|Discounts available on all our pots until Sunday 4th December|
Saturday kicked off with Bunny Guinness on 'Transforming Your Garden'. I always prefer to listen to garden designers who still get their hands dirty on a regular basis and Bunny is one of those, still working in her own substantial garden one day a week. She is full of really practical ideas which can be scaled down to 'normal' gardens, from paint effects (instead of expensive cladding) to nifty ways to hide eyesores and divide spaces.
Some designers seem to focus exclusively on aesthetics but Bunny keeps in mind the way you actually want to use your garden: she is well-known for her great child-friendly ideas (sunken trampolines, treehouses, smart sandpits, drainable paddling pools...) but also thinks more long-term about the way a garden evolves from playground to something a bit more sophisticated. I particularly liked her thoughts about the approach to your house, using containers, plants and paving to guide visitors and encourage vehicles to park out of sight while still allowing you to drive right up to your door and unload your shopping if necessary.
We also learned that Radio Four's Gardener's Question Time potting shed actually exists!
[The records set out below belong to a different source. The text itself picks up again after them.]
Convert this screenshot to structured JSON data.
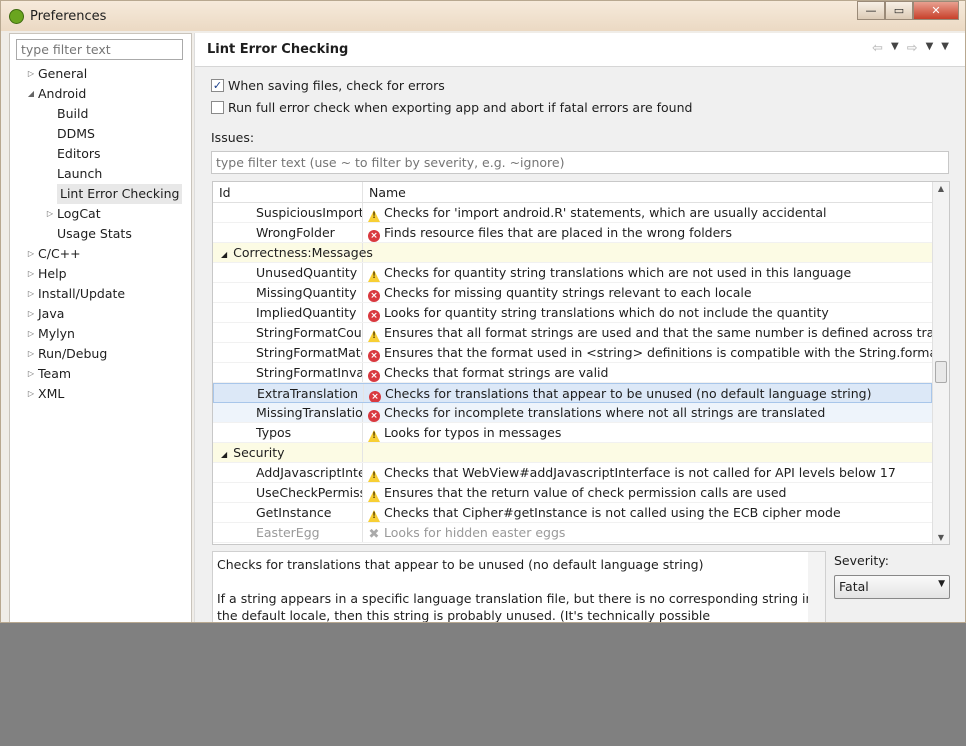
{
  "window": {
    "title": "Preferences",
    "minimize": "—",
    "maximize": "▭",
    "close": "✕"
  },
  "left": {
    "filter_placeholder": "type filter text",
    "tree": [
      {
        "label": "General",
        "level": 0,
        "twisty": "▷"
      },
      {
        "label": "Android",
        "level": 0,
        "twisty": "◢"
      },
      {
        "label": "Build",
        "level": 1,
        "twisty": ""
      },
      {
        "label": "DDMS",
        "level": 1,
        "twisty": ""
      },
      {
        "label": "Editors",
        "level": 1,
        "twisty": ""
      },
      {
        "label": "Launch",
        "level": 1,
        "twisty": ""
      },
      {
        "label": "Lint Error Checking",
        "level": 1,
        "twisty": "",
        "selected": true
      },
      {
        "label": "LogCat",
        "level": 1,
        "twisty": "▷"
      },
      {
        "label": "Usage Stats",
        "level": 1,
        "twisty": ""
      },
      {
        "label": "C/C++",
        "level": 0,
        "twisty": "▷"
      },
      {
        "label": "Help",
        "level": 0,
        "twisty": "▷"
      },
      {
        "label": "Install/Update",
        "level": 0,
        "twisty": "▷"
      },
      {
        "label": "Java",
        "level": 0,
        "twisty": "▷"
      },
      {
        "label": "Mylyn",
        "level": 0,
        "twisty": "▷"
      },
      {
        "label": "Run/Debug",
        "level": 0,
        "twisty": "▷"
      },
      {
        "label": "Team",
        "level": 0,
        "twisty": "▷"
      },
      {
        "label": "XML",
        "level": 0,
        "twisty": "▷"
      }
    ]
  },
  "page": {
    "title": "Lint Error Checking",
    "check_on_save": {
      "label": "When saving files, check for errors",
      "checked": true
    },
    "full_check": {
      "label": "Run full error check when exporting app and abort if fatal errors are found",
      "checked": false
    },
    "issues_label": "Issues:",
    "issues_filter_placeholder": "type filter text (use ~ to filter by severity, e.g. ~ignore)",
    "columns": [
      "Id",
      "Name"
    ],
    "rows": [
      {
        "id": "SuspiciousImport",
        "severity": "warning",
        "name": "Checks for 'import android.R' statements, which are usually accidental"
      },
      {
        "id": "WrongFolder",
        "severity": "error",
        "name": "Finds resource files that are placed in the wrong folders"
      },
      {
        "category": "Correctness:Messages"
      },
      {
        "id": "UnusedQuantity",
        "severity": "warning",
        "name": "Checks for quantity string translations which are not used in this language"
      },
      {
        "id": "MissingQuantity",
        "severity": "error",
        "name": "Checks for missing quantity strings relevant to each locale"
      },
      {
        "id": "ImpliedQuantity",
        "severity": "error",
        "name": "Looks for quantity string translations which do not include the quantity"
      },
      {
        "id": "StringFormatCount",
        "severity": "warning",
        "name": "Ensures that all format strings are used and that the same number is defined across transla…"
      },
      {
        "id": "StringFormatMatches",
        "severity": "error",
        "name": "Ensures that the format used in <string> definitions is compatible with the String.format call"
      },
      {
        "id": "StringFormatInvalid",
        "severity": "error",
        "name": "Checks that format strings are valid"
      },
      {
        "id": "ExtraTranslation",
        "severity": "error",
        "name": "Checks for translations that appear to be unused (no default language string)",
        "selected": true
      },
      {
        "id": "MissingTranslation",
        "severity": "error",
        "name": "Checks for incomplete translations where not all strings are translated",
        "hover": true
      },
      {
        "id": "Typos",
        "severity": "warning",
        "name": "Looks for typos in messages"
      },
      {
        "category": "Security"
      },
      {
        "id": "AddJavascriptInterface",
        "severity": "warning",
        "name": "Checks that WebView#addJavascriptInterface is not called for API levels below 17"
      },
      {
        "id": "UseCheckPermission",
        "severity": "warning",
        "name": "Ensures that the return value of check permission calls are used"
      },
      {
        "id": "GetInstance",
        "severity": "warning",
        "name": "Checks that Cipher#getInstance is not called using the ECB cipher mode"
      },
      {
        "id": "EasterEgg",
        "severity": "ignore",
        "name": "Looks for hidden easter eggs"
      }
    ],
    "description": {
      "summary": "Checks for translations that appear to be unused (no default language string)",
      "body": "If a string appears in a specific language translation file, but there is no corresponding string in the default locale, then this string is probably unused. (It's technically possible"
    },
    "severity_label": "Severity:",
    "severity_value": "Fatal"
  },
  "colors": {
    "warning": "#f7cf35",
    "error": "#d9393f",
    "selection": "#dce8f7",
    "category_bg": "#fcfbe4"
  }
}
|Bunny Guinness signing her latest book after one of her two talks at Whichford Pottery|
I returned to work on Sunday morning so that I could watch floral artist Fiona Perry's talk and demonstration which provided a veritable feast of ideas for alternative Christmas decorations and Christmas trees. I know Fiona well because she lives near me, and I am always impressed by her enthusiasm and her ability to generate an endless supply of ideas for interesting and beautiful things to do with plant material.
She started with a classic but delightful oasis-based treelet in a tiny Jekyll pot.
|Here's one I prepared earlier. Fiona reveals her first tree idea, while her glamorous assistant, Sally, looks on.|
|Mulled wine tree in a glazed Buxus Pot|
My favourite tree was the Mulled Wine Tree, using dried orange slices, cinnamon sticks, clementine pomanders, berries and crab-apples on a small bay cone.
I must remember to find my glue gun as I really want to try some of these ideas.
Fiona also did some deceptively artless things with florists' wire, examples were passed around the audience, provoking much appreciative murmuring.
We have a few useful floristry items for sale at the pottery but if you are local BHGS near Evesham stock a wide range of floral sundries (as well as useful horticultural things - must remember to go there soon and get new boots!) they also sell online. Fiona also suggested Easy Florist Supplies as an online source.
|Florists' wire and crab apple|
|Skeleton leaf plus buttons and beads|
|Pallet tree star|
Don't chuck out old sticks
Fiona's wildest and wackiest idea was the Pallet Christmas Tree. She's a bit like me in that she tends to keep apparently useless items because they might become useful. In this case she had kept the dead trunk of a standard bay tree, even I would have junked that. But no, she also cadged an old pallet from Whichford, chopped it up, drilled holes in the pieces, painted everything white and slotted them onto the dead trunk. Hey presto! A vaguely Scandinavian tree with ecofriendly credentials.
This is the kind of thing you can use outside - Fiona's will probably end up in her front garden. Willow is a useful alternative for outdoor structures which can hold lights or other decorations.
Two speakers giving generously of great ideas in one weekend. The best thing of all is that so many of them are actually achievable!
|Christmas tree made from an old wooden pallet. Eat your heart out, Ikea!|
I can see clearly now the pane is on.
In other news - the marvelous John and Dave have replaced the broken panes in the roof of my greenhouse, a job I dreaded tackling. They were broken by acorns, yes acorns! Who else has a greenhouse with two oak trees planted three feet away? Is it just me? I'm waiting for the rest of the leaves to fall before I clear out the gutters and clean the glass - you can see how filthy it is.
|John and Dave earning my undying gratitude|
Meanwhile I have plodded on, planting pots and digging up dahlias. The days are shorter and shorter but dusk at the pottery can be magical, with low light and silhouettes made more atmospheric by the shrieks of pheasants, hooting of owls and chinking of blackbirds echoing across the misty valley.
|Dusk in the back-up stock area at Whichford Pottery. Just add owls.|